DoD Chief Information Officer Terry Halvorsen has directed a rapid transition to the Windows 10 operating system starting January 2016, according to a memo he signed last month.
The memo applies to all DoD information systems currently using any Microsoft operating system. The department’s goal is to complete deployment of Windows 10 by January 2017.
“What the Department of Defense is looking to do is improve its security stance and to provide for more consistency throughout the agency,” Nigel Hughes, vice president of sales at SteelCloud told Federal News Radio. “This is a major undertaking. There are obviously millions of desktops throughout the Department of Defense. To move everyone to a Windows 10 platform is a significant undertaking, but it brings tremendous benefit to the department.”
Defense Secretary Ash Carter is expected to publish an execution order with details on the release of the Windows 10 secure host baseline, the memo states.
A secure host baseline is a preconfigured and security hardened machine-ready image that contains an organization’s common operating systems and application software, states a factsheet by the National Security Agency.

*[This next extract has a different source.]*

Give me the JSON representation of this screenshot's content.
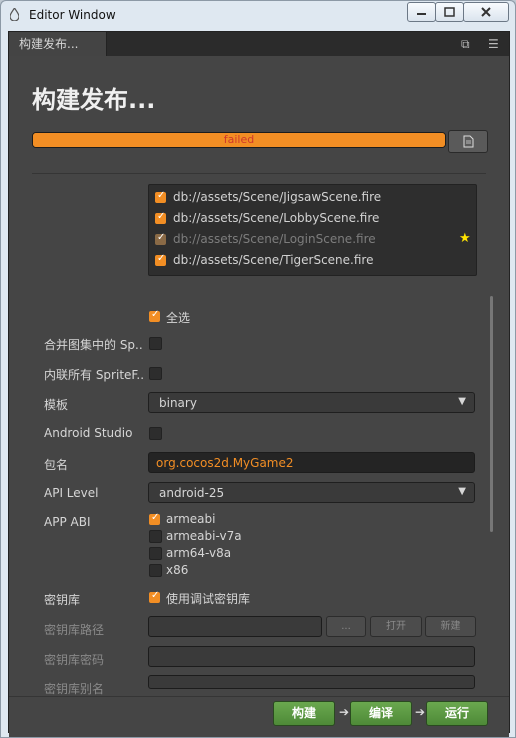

“This provides administrators with a common core operating picture that makes it easier to identify and isolate anomalies … In addition to reducing security risks, building [a secure host baseline] image lowers the overall cost of managing a network,” the factsheet states.
The Defense Information Systems Agency and the NSA are co-leading a joint secure host baseline working group to prepare a Windows 10 standard desktop framework, the memo states.

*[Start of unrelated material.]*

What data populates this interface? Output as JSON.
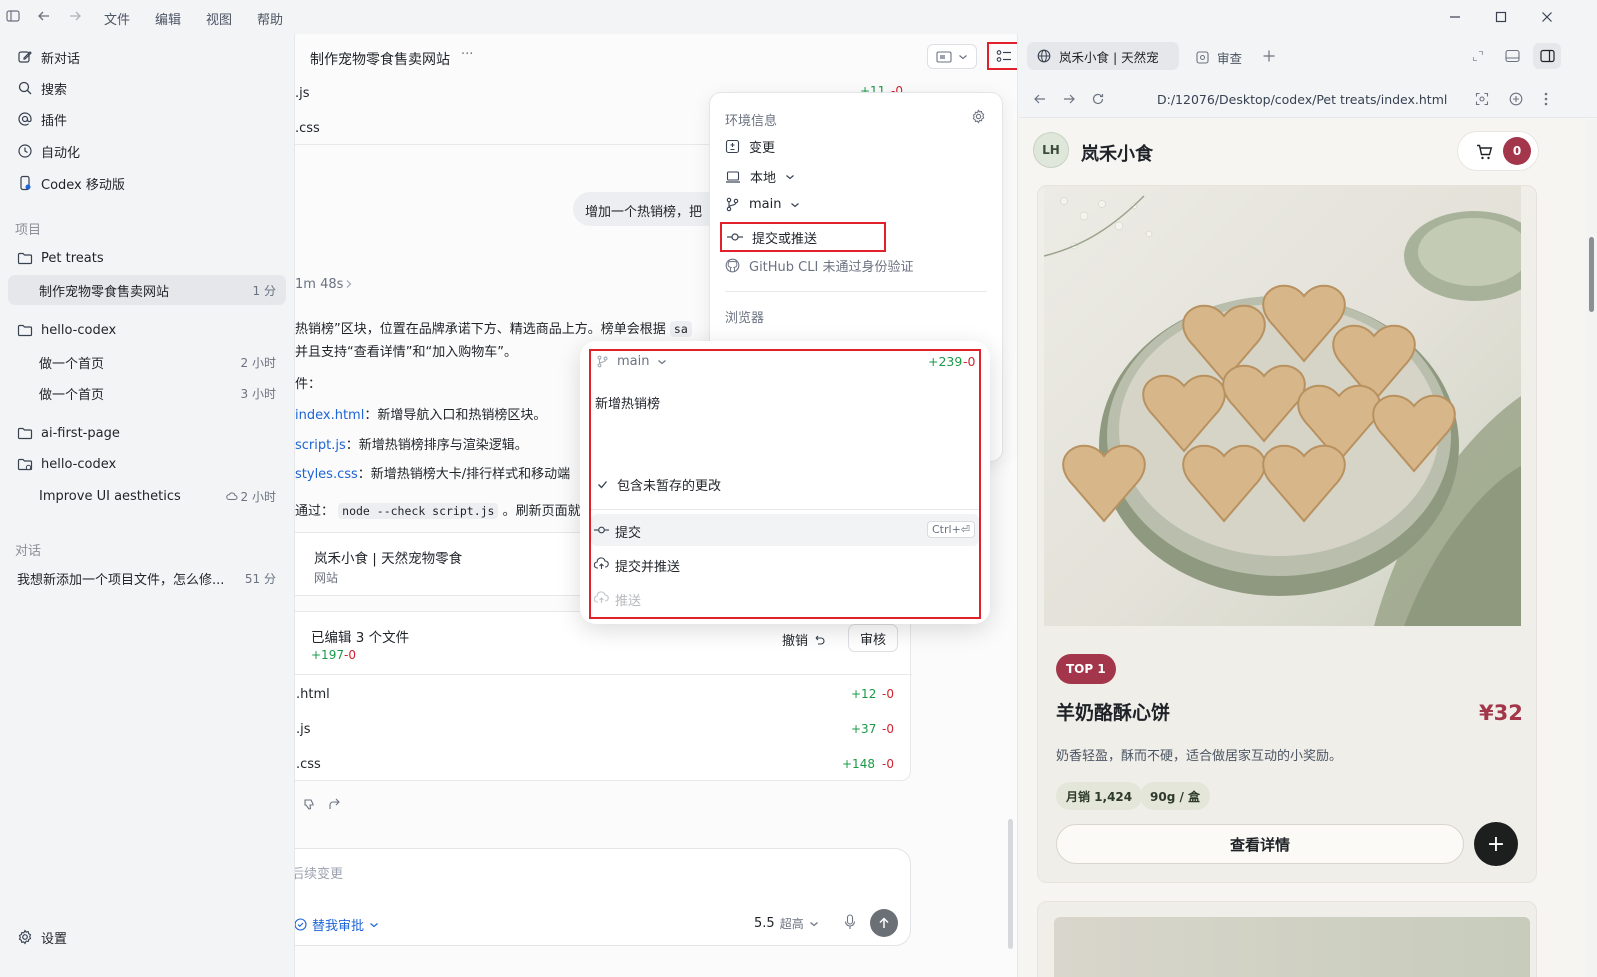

The secure host baseline goes beyond the Security Technical Implementation Guides (STIGs), which are configuration standards for DoD systems.
Each DoD desktop must be in compliance, which would require participation from the military branches, Defense agencies and the systems integrators, Hughes said.
Hughes said there is opportunity for companies to provide assistance to the department in the transition to the new operating system.
“Of course it’s not just Windows, it’s the various applications that each of those desktops support and they too have to be locked down in compliance with the STIG and sometimes there is a disconnect; the app conflicts with the STIG standard or the STIG standard conflicts with the app,” Hughes said.
That is where DoD will need the advice of software vendors.
DoD is currently working with a jumble of different operating systems from Windows 7 and 8 all the way down to Windows XP, which was first released in 2001.
“There’s a lot of aging desktops in and around the department that will all benefit from being able to move to the state-of-the-art [operating system],” Hughes said. “That will provide for much more communications consistency, reliability and security. If everybody has the same security platform I think it’s going to make tremendous benefit to the department.”
A Microsoft spokesperson said the company would have more details soon, but did not provide any further information except to confirm that the memo was released.